Finland, Sweden, Japan, and South Korea are all industrialized countries with large populations with relatively extensive forest cover. Japan, for example, serves as an interesting case study. 300 years ago, deforestation in Japan was at critical levels. However, human intervention has over time restored Japan’s forest cover to its current 68.47% rate. The Japanese began to use the resources in their forests more sustainably and began to grow trees specifically for timber. This reduced the felling of trees in the forests and allowed the regeneration of Japanese forests. After World War II, there was also a continuous work of reforestation to repair the damage done to the forests caused by the war. Japan’s forest cover is currently stable with little increase or decrease in forested areas in recent years.
Finland and Sweden have high forest cover and thriving timber industries. Forestry is an important economic activity in both countries. Sweden’s IKEA, for example, is a world-renowned brand with many products made from Scandinavian timber. The population of these two Scandinavian countries is concentrated in urban areas. 85% of Swedes and Finns live in urban areas and most of the remaining land is uninhabited. Most of this desolate land is forest. It is interesting to note that forest ownership in these northern countries is significantly different compared to that seen in tropical countries. 50% of forests in Sweden are family owned, 14% of Swedish forests are state owned and industrial enterprises own 25% of the forests there. In Finland, 61% of forests belong to the private sector and 30% to the state.
The forestry models of these two Scandinavian countries combine conservation and economy. These countries earn income from taxing income from the forestry industry, which can then be used not only for social welfare programs but also for environmental welfare initiatives. As for conservation, more than 10% of forests per country are protected areas where logging is not allowed. However, Scandinavian forestry in non-protected areas tends to follow the responsible reforestation protocols of Sweden and Finland, where planting and harvesting is a continuous cycle.

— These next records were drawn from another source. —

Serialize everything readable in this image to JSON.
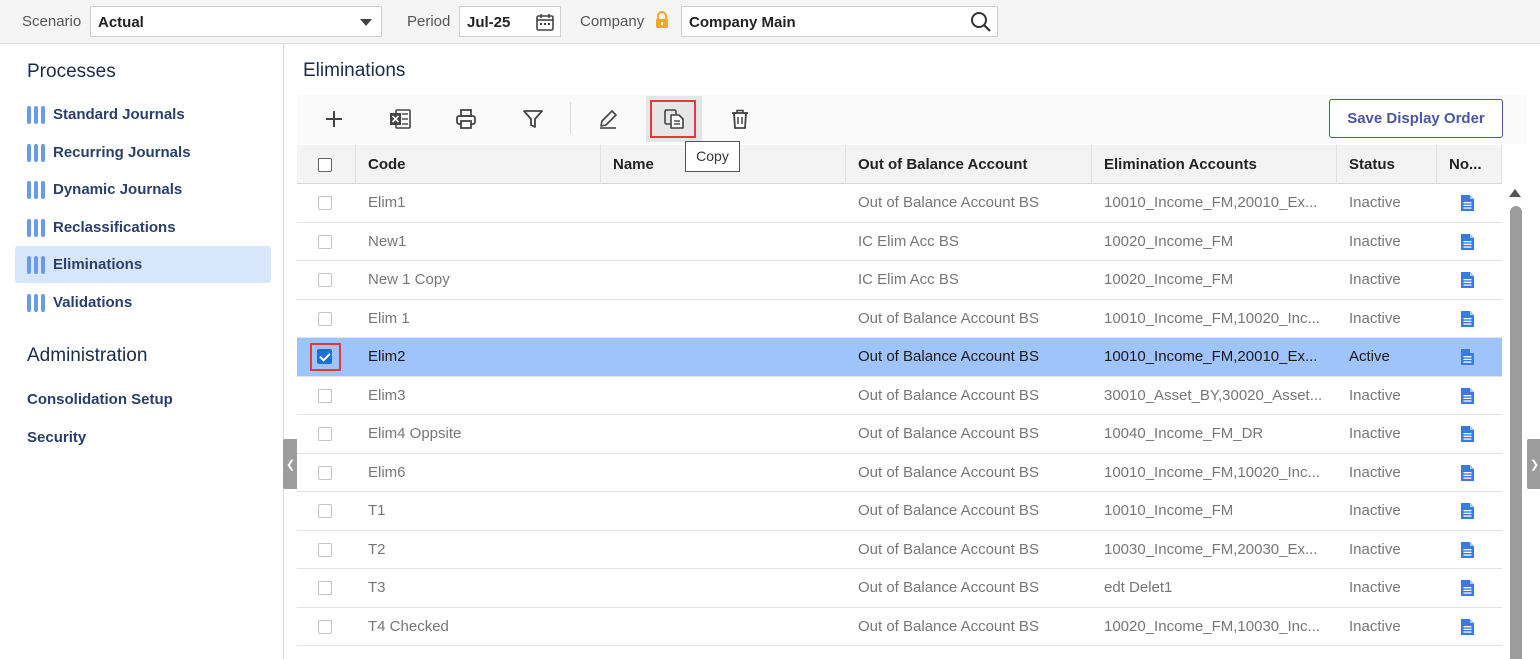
{
  "topbar": {
    "scenario_label": "Scenario",
    "scenario_value": "Actual",
    "period_label": "Period",
    "period_value": "Jul-25",
    "company_label": "Company",
    "company_value": "Company Main"
  },
  "sidebar": {
    "processes_heading": "Processes",
    "processes": [
      {
        "label": "Standard Journals"
      },
      {
        "label": "Recurring Journals"
      },
      {
        "label": "Dynamic Journals"
      },
      {
        "label": "Reclassifications"
      },
      {
        "label": "Eliminations"
      },
      {
        "label": "Validations"
      }
    ],
    "active_process": "Eliminations",
    "administration_heading": "Administration",
    "admin_links": [
      {
        "label": "Consolidation Setup"
      },
      {
        "label": "Security"
      }
    ]
  },
  "main": {
    "title": "Eliminations",
    "save_display_order_label": "Save Display Order",
    "tooltip": "Copy",
    "toolbar_icons": [
      "plus-icon",
      "excel-icon",
      "print-icon",
      "filter-icon",
      "edit-icon",
      "copy-icon",
      "delete-icon"
    ]
  },
  "grid": {
    "columns": [
      "Code",
      "Name",
      "Out of Balance Account",
      "Elimination Accounts",
      "Status",
      "No..."
    ],
    "rows": [
      {
        "code": "Elim1",
        "name": "",
        "oob": "Out of Balance Account BS",
        "accounts": "10010_Income_FM,20010_Ex...",
        "status": "Inactive",
        "checked": false
      },
      {
        "code": "New1",
        "name": "",
        "oob": "IC Elim Acc BS",
        "accounts": "10020_Income_FM",
        "status": "Inactive",
        "checked": false
      },
      {
        "code": "New 1 Copy",
        "name": "",
        "oob": "IC Elim Acc BS",
        "accounts": "10020_Income_FM",
        "status": "Inactive",
        "checked": false
      },
      {
        "code": "Elim 1",
        "name": "",
        "oob": "Out of Balance Account BS",
        "accounts": "10010_Income_FM,10020_Inc...",
        "status": "Inactive",
        "checked": false
      },
      {
        "code": "Elim2",
        "name": "",
        "oob": "Out of Balance Account BS",
        "accounts": "10010_Income_FM,20010_Ex...",
        "status": "Active",
        "checked": true
      },
      {
        "code": "Elim3",
        "name": "",
        "oob": "Out of Balance Account BS",
        "accounts": "30010_Asset_BY,30020_Asset...",
        "status": "Inactive",
        "checked": false
      },
      {
        "code": "Elim4 Oppsite",
        "name": "",
        "oob": "Out of Balance Account BS",
        "accounts": "10040_Income_FM_DR",
        "status": "Inactive",
        "checked": false
      },
      {
        "code": "Elim6",
        "name": "",
        "oob": "Out of Balance Account BS",
        "accounts": "10010_Income_FM,10020_Inc...",
        "status": "Inactive",
        "checked": false
      },
      {
        "code": "T1",
        "name": "",
        "oob": "Out of Balance Account BS",
        "accounts": "10010_Income_FM",
        "status": "Inactive",
        "checked": false
      },
      {
        "code": "T2",
        "name": "",
        "oob": "Out of Balance Account BS",
        "accounts": "10030_Income_FM,20030_Ex...",
        "status": "Inactive",
        "checked": false
      },
      {
        "code": "T3",
        "name": "",
        "oob": "Out of Balance Account BS",
        "accounts": "edt Delet1",
        "status": "Inactive",
        "checked": false
      },
      {
        "code": "T4 Checked",
        "name": "",
        "oob": "Out of Balance Account BS",
        "accounts": "10020_Income_FM,10030_Inc...",
        "status": "Inactive",
        "checked": false
      }
    ]
  },
  "colors": {
    "accent": "#4a56a6",
    "selected_row": "#9fc3fb",
    "active_nav": "#d8e6fb",
    "highlight_red": "#e03a3a",
    "lock_orange": "#f5a623",
    "doc_blue": "#3a7be0"
  }
}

These two Scandinavian countries are also investing in research to make their timber industries and forestry policies ecologically sustainable.
Changes in Forest Cover by Regions
Forest cover is constantly changing, similar to both natural patterns and human activities. Increasing forest cover can occur naturally as forests expand their boundaries into previously bare land. It also happens as a result of afforestation (human activities that plant trees to produce forests where they would not otherwise exist), as in Bahrain, Egypt, and Rwanda. Forest cover may also remain stable, either through the natural regeneration process or as a result of human reforestation following forestry activities.
The increase or stabilization of forest cover occurs mostly in Europe and to a lesser extent in the Near and Far East. The trend in these regions is somewhat mitigating the devastating effects of deforestation still occurring in Central America, South America and Africa.
Forest areas naturally decrease when disasters such as forest fires and volcanic activities destroy forests. However, the most common cause of forest loss is by far human activities. Deforestation is causing rapid deforestation near the coasts of Central America, the Amazon Basin, the Congo Basin, and West Africa.
Between 2000 and 2010, deforestation reduced global forest cover by an astonishing 13 million hectares. Deforestation reduces the world’s carbon sinks by acting as a catalyst for ongoing climate change. Decreased forest cover also causes loss of catchment areas, which can cause worse flooding in the wet season, more severe droughts in the dry season, and soil erosion, always due to water and wind.
Writer: Can Baskin